I'm new to this forum, and I've seen people mention cell sites with specific ID's (for example, SF33XC664). Is there any significance to these ID's, and is there a way to decode them? Also, how do I figure out what the cell site ID's are for towers near me?
Thanks! I'm excited to start talking on this site more 😀
Samsung Network Vision equipment are highly distinct and fairly easy to spot compared to the equipment that other vendors are deploying. Sprint is Samsung's first extremely massive American contract (baring Clearwire) so there should be no issues in confusing these equipment for another carrier which happens often with Ericsson NV equipment.
Below are images of Samsung equipment which includes antennas, remote radio units, base stations, and their mounting configurations.
Next Generation 8 Port Dual Band Antenna Setup
4 port 800 MHz RRH-C4 800
Narrow beam setup
High Capacity Site with 2 Antennas & 3 RRUs (2x PCS & 1x SMR).
Second antenna is PCS only for now.
Canadian IBEZ (NO SMR)
Special Case PCS Only Setup for Canadian IBEZ
Close up of standard antenna connectors
Powerpoint slides from Samsung / Sprint
*disclaimer - all powerpoint diagrams and images were found through public municipality online databases and is by no means misappropriated through malicious means*
*Credit goes to those whom took pictures of these equipment. You know who you are*
Sprint announced at MWC trade show in Barcelona that 5G will go live with 4 cities starting in May (Chicago, Atlanta, Dallas and Kansas City )
Just did some quick adding and 70% of the US population is in the largest 114 US MSAs. If Dish covered every MSA above 475k population (so, everything from Lafayette, LA on up), and service stopped completely outside MSA borders, they'd hit their 70%. That's while covering none of places as large as Reno, NV.
Oh, and if you cover the San Juan, PR MSA, you can just hit the top 110 other MSAs, down to Pensacola, FL (so, everything with >= 500k population).
Now, I fully expect Dish to omit some MSAs in the top 114 in favor of others that are closer to their footprint, or have more Boost Mobile user concentration, but this isn't a ridiculously huge lift...and is why Dish is saying they'll be building out only 15k cell sites by 2023...and they'll have help from T-Mobile as TMo casts off a bunch of redundant sites, many of which would love to immediately get a new tenant.
Thing is, building a coverage focused network to cover 70% of the US population using 600 isn't *that* expensive. It's the capacity play that's expensive. You need capacity if you have a ton of customers, which 10MM isn't.

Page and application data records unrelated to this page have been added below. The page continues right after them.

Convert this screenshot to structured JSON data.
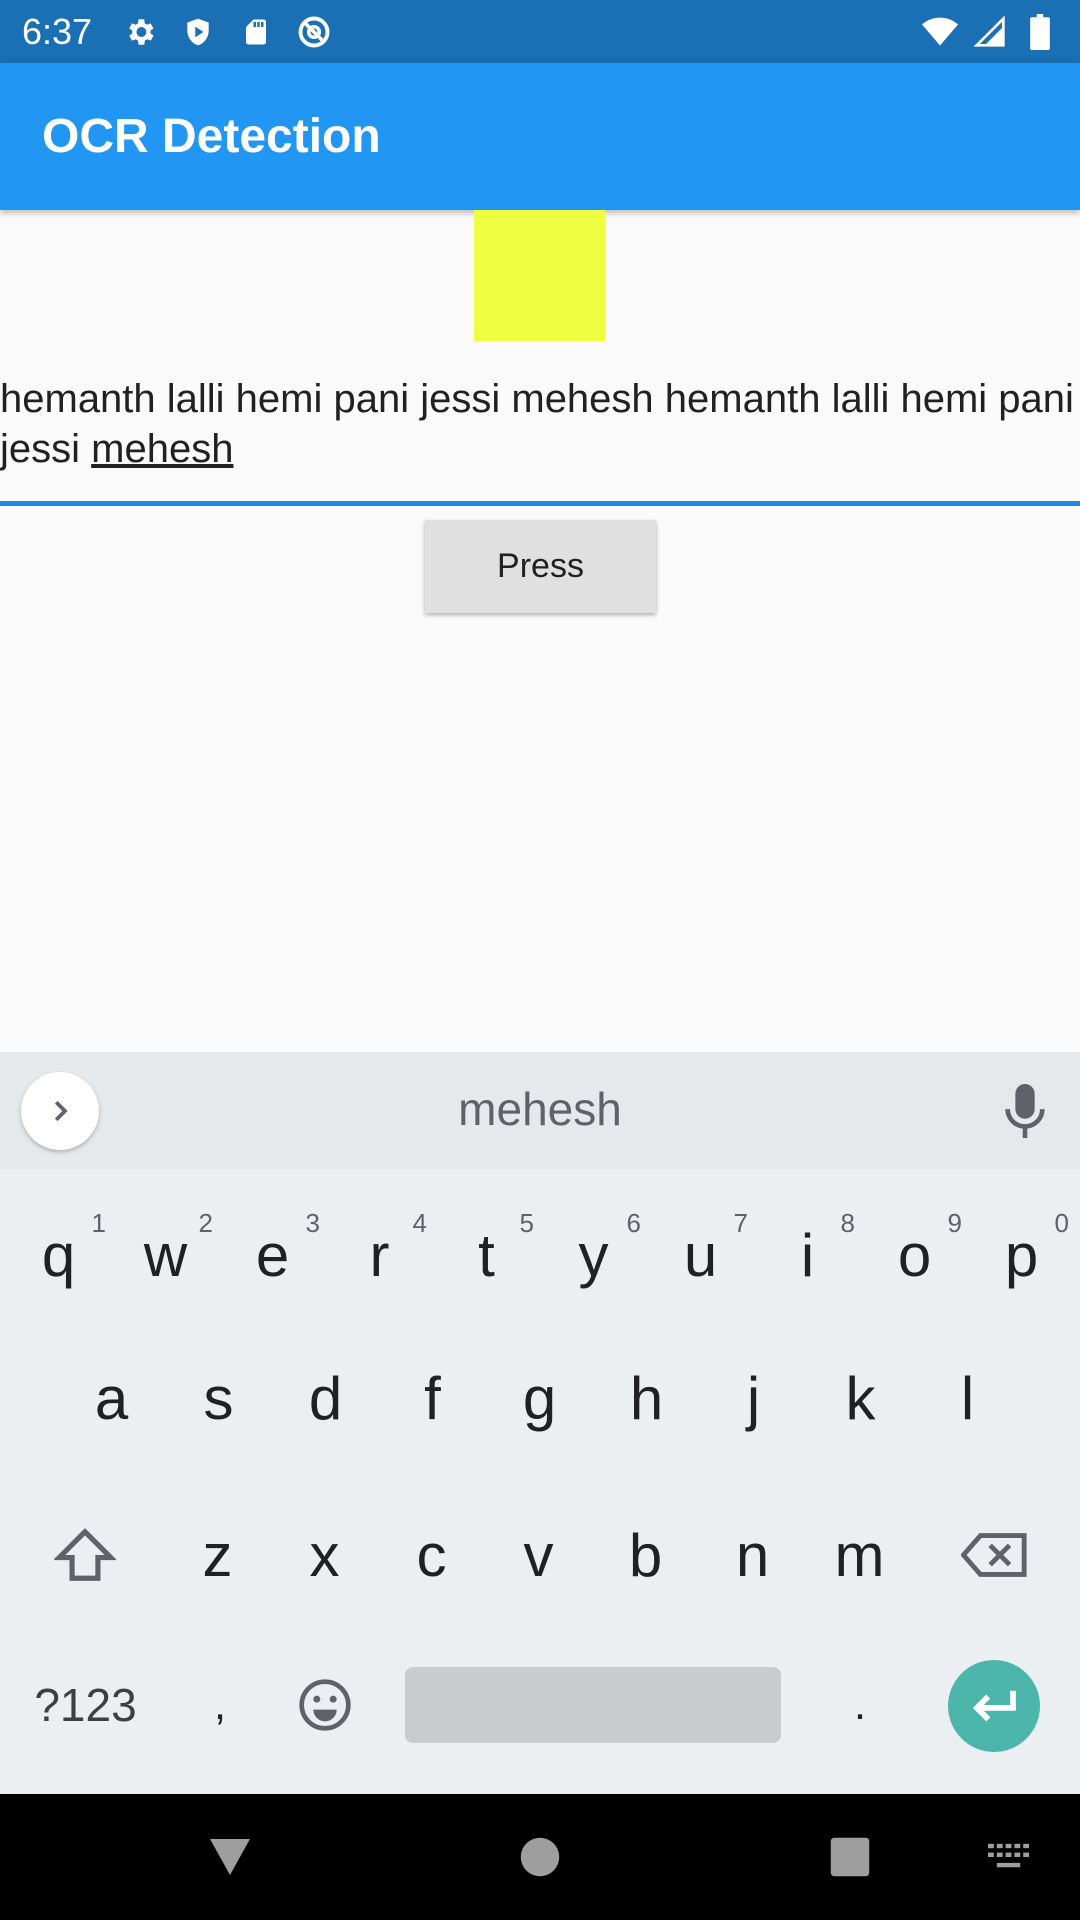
{
  "status_bar": {
    "time": "6:37",
    "icons_left": [
      "settings-icon",
      "play-protect-icon",
      "sd-card-icon",
      "vpn-icon"
    ],
    "icons_right": [
      "wifi-icon",
      "signal-icon",
      "battery-icon"
    ]
  },
  "app_bar": {
    "title": "OCR Detection"
  },
  "text_field": {
    "text_before_composing": "hemanth lalli hemi pani jessi mehesh hemanth lalli hemi pani jessi ",
    "composing_word": "mehesh"
  },
  "press_button": {
    "label": "Press"
  },
  "keyboard": {
    "suggestion": "mehesh",
    "row1": [
      {
        "key": "q",
        "hint": "1"
      },
      {
        "key": "w",
        "hint": "2"
      },
      {
        "key": "e",
        "hint": "3"
      },
      {
        "key": "r",
        "hint": "4"
      },
      {
        "key": "t",
        "hint": "5"
      },
      {
        "key": "y",
        "hint": "6"
      },
      {
        "key": "u",
        "hint": "7"
      },
      {
        "key": "i",
        "hint": "8"
      },
      {
        "key": "o",
        "hint": "9"
      },
      {
        "key": "p",
        "hint": "0"
      }
    ],
    "row2": [
      "a",
      "s",
      "d",
      "f",
      "g",
      "h",
      "j",
      "k",
      "l"
    ],
    "row3": [
      "z",
      "x",
      "c",
      "v",
      "b",
      "n",
      "m"
    ],
    "symbols_key": "?123",
    "comma_key": ",",
    "period_key": ".",
    "enter_color": "#4db6ac"
  },
  "colors": {
    "status_bar": "#1a6fb5",
    "app_bar": "#2196f3",
    "yellow_box": "#eeff41",
    "underline": "#1e88e5"
  }
}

Alltel had 12 million customers when Verizon bought them, and covered a larger area than Dish will need to. If you spend $5 billion building a network for, say, 15 million customers, and don't have to subsidize those customers, that's not a huge outlay in the scheme of things.